MATERIAL PROVIDED:
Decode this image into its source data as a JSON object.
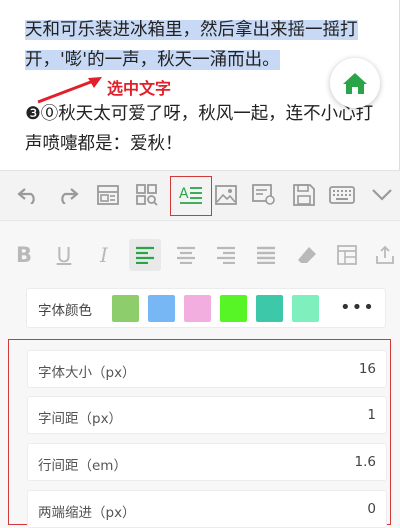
{
  "editor": {
    "para1_selected": "天和可乐装进冰箱里，然后拿出来摇一摇打开，'嘭'的一声，秋天一涌而出。",
    "para1_line1": "天和可乐装进冰箱里，然后拿出来摇一摇打",
    "para1_line2": "开，'嘭'的一声，秋天一涌而出。",
    "para2_line1": "❸⓪秋天太可爱了呀，秋风一起，连不小心打",
    "para2_line2": "声喷嚏都是：爱秋！",
    "annotation": "选中文字",
    "home_icon": "home-icon"
  },
  "toolbar": {
    "icons": [
      "undo-icon",
      "redo-icon",
      "layout-icon",
      "grid-search-icon",
      "text-format-icon",
      "image-icon",
      "doc-settings-icon",
      "save-icon",
      "keyboard-icon",
      "chevron-down-icon"
    ]
  },
  "format": {
    "buttons": [
      {
        "label": "B",
        "name": "bold-button"
      },
      {
        "label": "U",
        "name": "underline-button"
      },
      {
        "label": "I",
        "name": "italic-button"
      },
      {
        "label": "",
        "name": "align-left-button"
      },
      {
        "label": "",
        "name": "align-center-button"
      },
      {
        "label": "",
        "name": "align-right-button"
      },
      {
        "label": "",
        "name": "align-justify-button"
      },
      {
        "label": "",
        "name": "eraser-button"
      },
      {
        "label": "",
        "name": "table-button"
      },
      {
        "label": "",
        "name": "share-button"
      }
    ]
  },
  "font_color": {
    "label": "字体颜色",
    "swatches": [
      "#8dcd6c",
      "#78b7f5",
      "#f3aee0",
      "#58f526",
      "#3ec8aa",
      "#7ff0bd"
    ],
    "more": "•••"
  },
  "settings": {
    "font_size": {
      "label": "字体大小（px）",
      "value": "16"
    },
    "letter_spacing": {
      "label": "字间距（px）",
      "value": "1"
    },
    "line_height": {
      "label": "行间距（em）",
      "value": "1.6"
    },
    "indent": {
      "label": "两端缩进（px）",
      "value": "0"
    }
  },
  "colors": {
    "accent_green": "#2aa448",
    "annotation_red": "#e0202a",
    "selection": "#c7d9f5"
  }
}
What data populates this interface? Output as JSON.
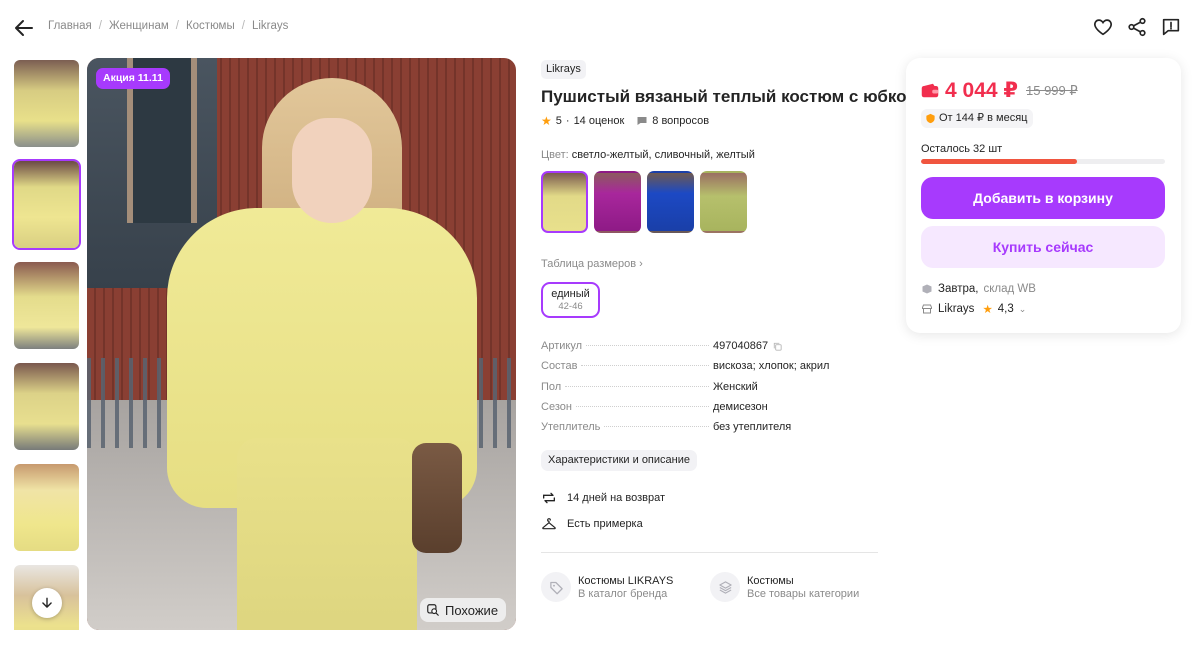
{
  "breadcrumbs": [
    "Главная",
    "Женщинам",
    "Костюмы",
    "Likrays"
  ],
  "gallery": {
    "promo_badge": "Акция 11.11",
    "similar_label": "Похожие",
    "thumbnails_count": 6,
    "active_thumbnail": 2
  },
  "product": {
    "brand": "Likrays",
    "title": "Пушистый вязаный теплый костюм с юбкой",
    "rating": "5",
    "reviews": "14 оценок",
    "questions": "8 вопросов",
    "color_label": "Цвет:",
    "color_value": "светло-желтый, сливочный, желтый",
    "swatch_colors": [
      "#e2da88",
      "#a8279c",
      "#1c49c4",
      "#b6c06c"
    ],
    "size_table_label": "Таблица размеров",
    "size": {
      "name": "единый",
      "range": "42-46"
    },
    "specs": [
      {
        "key": "Артикул",
        "value": "497040867"
      },
      {
        "key": "Состав",
        "value": "вискоза; хлопок; акрил"
      },
      {
        "key": "Пол",
        "value": "Женский"
      },
      {
        "key": "Сезон",
        "value": "демисезон"
      },
      {
        "key": "Утеплитель",
        "value": "без утеплителя"
      }
    ],
    "characteristics_button": "Характеристики и описание",
    "features": [
      "14 дней на возврат",
      "Есть примерка"
    ],
    "links": [
      {
        "title": "Костюмы LIKRAYS",
        "subtitle": "В каталог бренда"
      },
      {
        "title": "Костюмы",
        "subtitle": "Все товары категории"
      }
    ]
  },
  "buy_box": {
    "price": "4 044 ₽",
    "old_price": "15 999 ₽",
    "installment": "От 144 ₽ в месяц",
    "stock_label": "Осталось 32 шт",
    "stock_fraction": 0.64,
    "add_to_cart": "Добавить в корзину",
    "buy_now": "Купить сейчас",
    "delivery_day": "Завтра,",
    "delivery_warehouse": "склад WB",
    "seller_name": "Likrays",
    "seller_rating": "4,3"
  },
  "colors": {
    "accent": "#a73afd",
    "price": "#f12e4e",
    "star": "#ff9e0d"
  }
}
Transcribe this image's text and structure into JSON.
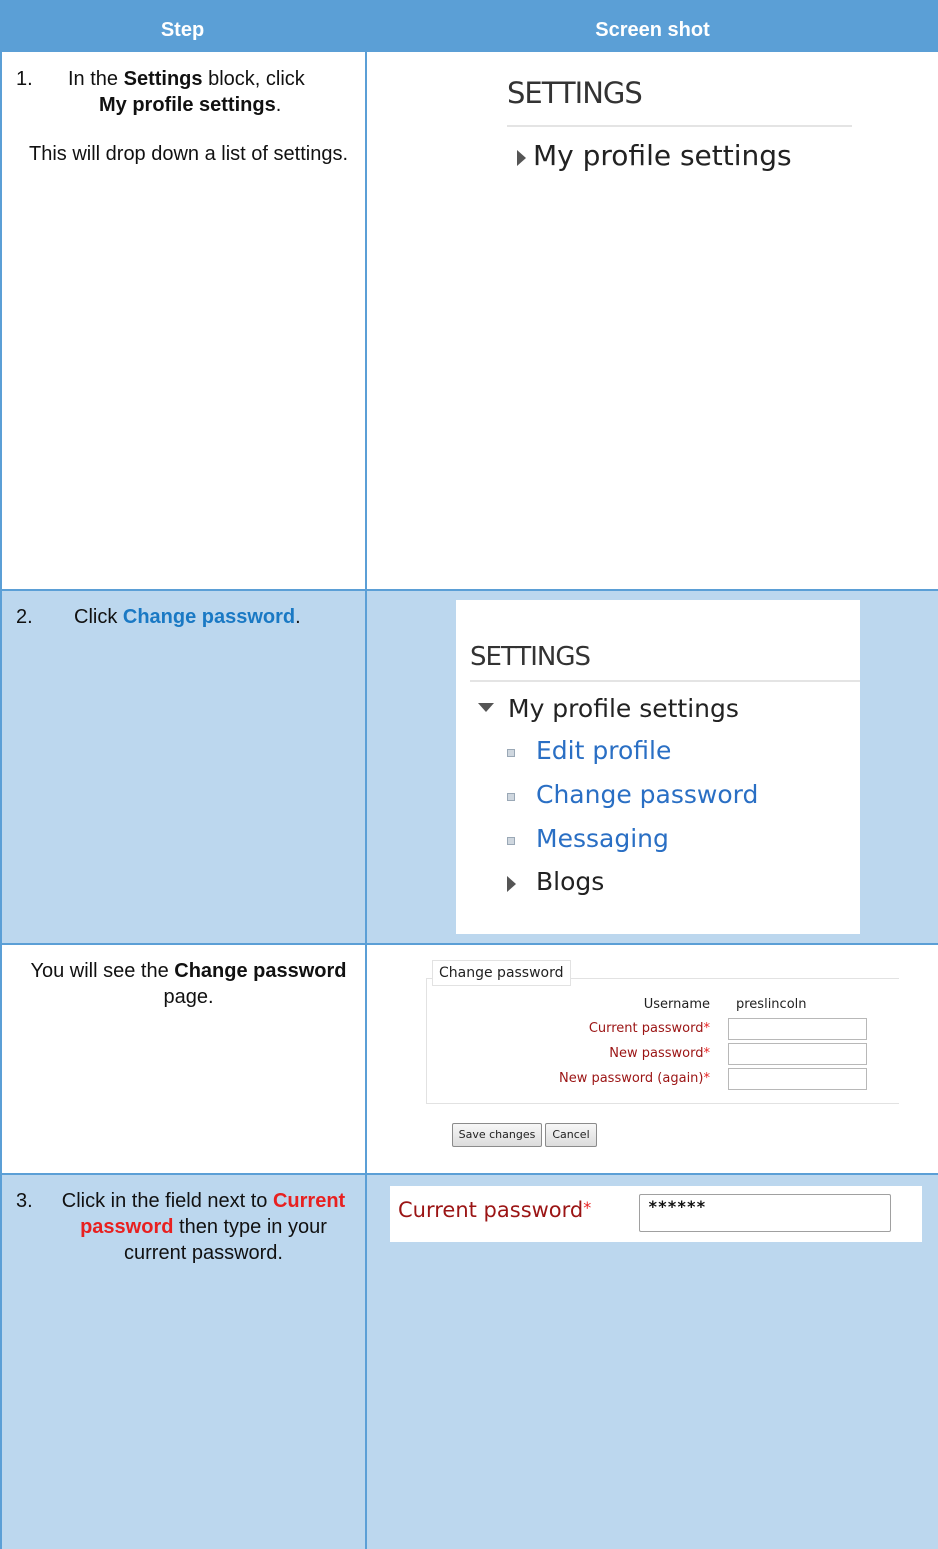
{
  "header": {
    "step": "Step",
    "screenshot": "Screen shot"
  },
  "row1": {
    "num": "1.",
    "line1_pre": "In the ",
    "line1_bold": "Settings",
    "line1_post": " block, click",
    "line2_bold": "My profile settings",
    "line2_post": ".",
    "para2": "This will drop down a list of settings.",
    "shot": {
      "title": "SETTINGS",
      "item": "My profile settings"
    }
  },
  "row2": {
    "num": "2.",
    "pre": "Click ",
    "link": "Change password",
    "post": ".",
    "shot": {
      "title": "SETTINGS",
      "parent": "My profile settings",
      "items": [
        "Edit profile",
        "Change password",
        "Messaging"
      ],
      "blogs": "Blogs"
    }
  },
  "row2b": {
    "pre": "You will see the ",
    "bold": "Change password",
    "post": " page.",
    "shot": {
      "legend": "Change password",
      "username_label": "Username",
      "username_value": "preslincoln",
      "current_label": "Current password",
      "new_label": "New password",
      "again_label": "New password (again)",
      "required": "*",
      "save": "Save changes",
      "cancel": "Cancel"
    }
  },
  "row3": {
    "num": "3.",
    "pre": "Click in the field next to ",
    "red": "Current password",
    "post": " then type in your current password.",
    "shot": {
      "label": "Current password",
      "required": "*",
      "value": "******"
    }
  },
  "colors": {
    "header": "#5b9fd6",
    "row_alt": "#bcd7ee",
    "link": "#1a79c4",
    "required": "#e82020"
  }
}
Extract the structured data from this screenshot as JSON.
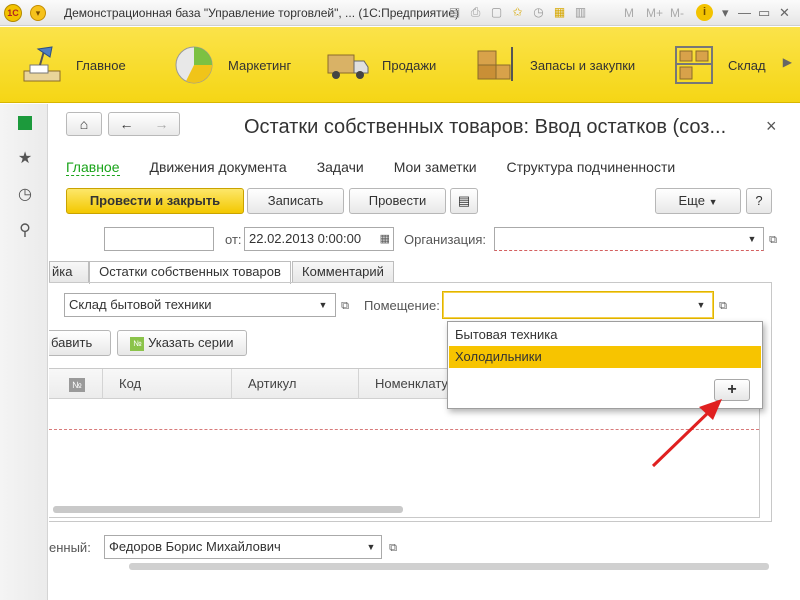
{
  "window": {
    "title": "Демонстрационная база \"Управление торговлей\", ...  (1С:Предприятие)",
    "logo": "1С",
    "m_labels": [
      "M",
      "M+",
      "M-"
    ],
    "icons": [
      "save-icon",
      "print-icon",
      "preview-icon",
      "favorites-icon",
      "history-icon",
      "calendar-icon",
      "calculator-icon"
    ]
  },
  "sections": [
    {
      "name": "main",
      "label": "Главное"
    },
    {
      "name": "marketing",
      "label": "Маркетинг"
    },
    {
      "name": "sales",
      "label": "Продажи"
    },
    {
      "name": "stock",
      "label": "Запасы и закупки"
    },
    {
      "name": "warehouse",
      "label": "Склад"
    }
  ],
  "form": {
    "title": "Остатки собственных товаров: Ввод остатков (соз...",
    "close": "×",
    "links": [
      "Главное",
      "Движения документа",
      "Задачи",
      "Мои заметки",
      "Структура подчиненности"
    ],
    "buttons": {
      "post_close": "Провести и закрыть",
      "write": "Записать",
      "post": "Провести",
      "more": "Еще",
      "help": "?"
    },
    "date_label": "от:",
    "date_value": "22.02.2013  0:00:00",
    "org_label": "Организация:",
    "org_value": "",
    "number_value": ""
  },
  "tabs": [
    {
      "label": "йка",
      "active": false
    },
    {
      "label": "Остатки собственных товаров",
      "active": true
    },
    {
      "label": "Комментарий",
      "active": false
    }
  ],
  "tab_content": {
    "warehouse_value": "Склад бытовой техники",
    "room_label": "Помещение:",
    "room_value": "",
    "add_button": "бавить",
    "series_button": "Указать серии",
    "columns": [
      "№",
      "Код",
      "Артикул",
      "Номенклату"
    ]
  },
  "popup": {
    "items": [
      "Бытовая техника",
      "Холодильники"
    ],
    "selected_index": 1,
    "add_label": "+"
  },
  "footer": {
    "responsible_label": "енный:",
    "responsible_value": "Федоров Борис Михайлович"
  },
  "colors": {
    "accent": "#f7c400",
    "link_active": "#19a319",
    "arrow": "#e02020"
  }
}
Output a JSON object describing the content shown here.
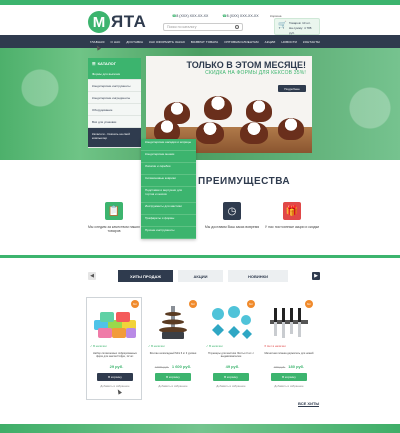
{
  "header": {
    "logo_letter": "М",
    "logo_text": "ЯТА",
    "phone1": "8 (XXX) XXX-XX-XX",
    "phone2": "8 (XXX) XXX-XX-XX",
    "search_placeholder": "Поиск по каталогу",
    "cart": {
      "title": "Корзина",
      "line1": "Товаров: 10 шт.",
      "line2": "На сумму: 4 788 руб."
    }
  },
  "nav": [
    "ГЛАВНАЯ",
    "О НАС",
    "ДОСТАВКА",
    "КАК ОФОРМИТЬ ЗАКАЗ",
    "ВОЗВРАТ ТОВАРА",
    "ОПТОВЫМ КЛИЕНТАМ",
    "АКЦИИ",
    "НОВОСТИ",
    "КОНТАКТЫ"
  ],
  "catalog": {
    "title": "КАТАЛОГ",
    "items": [
      "Формы для выпечки",
      "Кондитерские инструменты",
      "Кондитерские ингредиенты",
      "Оборудование",
      "Всё для упаковки"
    ],
    "highlight": "Каталоги - Скачать на свой компьютер"
  },
  "submenu": [
    "Кондитерские насадки и шприцы",
    "Кондитерские мешки",
    "Лопатки и скребки",
    "Силиконовые коврики",
    "Подставки и вертушки для тортов и кексов",
    "Инструменты для мастики",
    "Трафареты и формы",
    "Прочие инструменты"
  ],
  "promo": {
    "title": "ТОЛЬКО В ЭТОМ МЕСЯЦЕ!",
    "subtitle": "СКИДКА НА ФОРМЫ ДЛЯ КЕКСОВ 35%!",
    "button": "Подробнее"
  },
  "benefits": {
    "title": "ПРЕИМУЩЕСТВА",
    "items": [
      {
        "text": "Мы следим за качеством наших товаров",
        "icon": "clipboard-icon",
        "color": "#3cb46e"
      },
      {
        "text": "Мы доставим Ваш заказ вовремя",
        "icon": "clock-icon",
        "color": "#2f3b4e"
      },
      {
        "text": "У нас постоянные акции и скидки",
        "icon": "gift-icon",
        "color": "#e04848"
      }
    ]
  },
  "tabs": {
    "hits": "ХИТЫ ПРОДАЖ",
    "sale": "АКЦИИ",
    "new": "НОВИНКИ"
  },
  "products": [
    {
      "badge": "Хит",
      "stock": "✓ В наличии",
      "name": "Набор силиконовых гофрированных форм для кексов Гофре, 12 шт.",
      "old_price": "",
      "price": "29 руб.",
      "button": "В корзину",
      "fav": "Добавить в избранное"
    },
    {
      "badge": "Хит",
      "stock": "✓ В наличии",
      "name": "Фонтан шоколадный Mini 6 кг 3 уровня",
      "old_price": "2 500 руб.",
      "price": "1 600 руб.",
      "button": "В корзину",
      "fav": "Добавить в избранное"
    },
    {
      "badge": "Хит",
      "stock": "✓ В наличии",
      "name": "Плунжеры для мастики Листья 3 шт. с выдавливателем",
      "old_price": "",
      "price": "49 руб.",
      "button": "В корзину",
      "fav": "Добавить в избранное"
    },
    {
      "badge": "Хит",
      "stock": "✕ Нет в наличии",
      "name": "Магнитная планка держатель для ножей",
      "old_price": "220 руб.",
      "price": "180 руб.",
      "button": "В корзину",
      "fav": "Добавить в избранное"
    }
  ],
  "all_hits": "ВСЕ ХИТЫ",
  "colors": {
    "accent": "#3cb46e",
    "dark": "#2f3b4e",
    "badge": "#f08a2b"
  }
}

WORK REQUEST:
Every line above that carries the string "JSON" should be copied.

RESULT:
Decode this image into its source data as a JSON object.
What data populates this interface? Output as JSON.
Transcribe this image's text and structure into JSON.
Extract the structured data from this screenshot as JSON.
Output a JSON object describing the content shown here.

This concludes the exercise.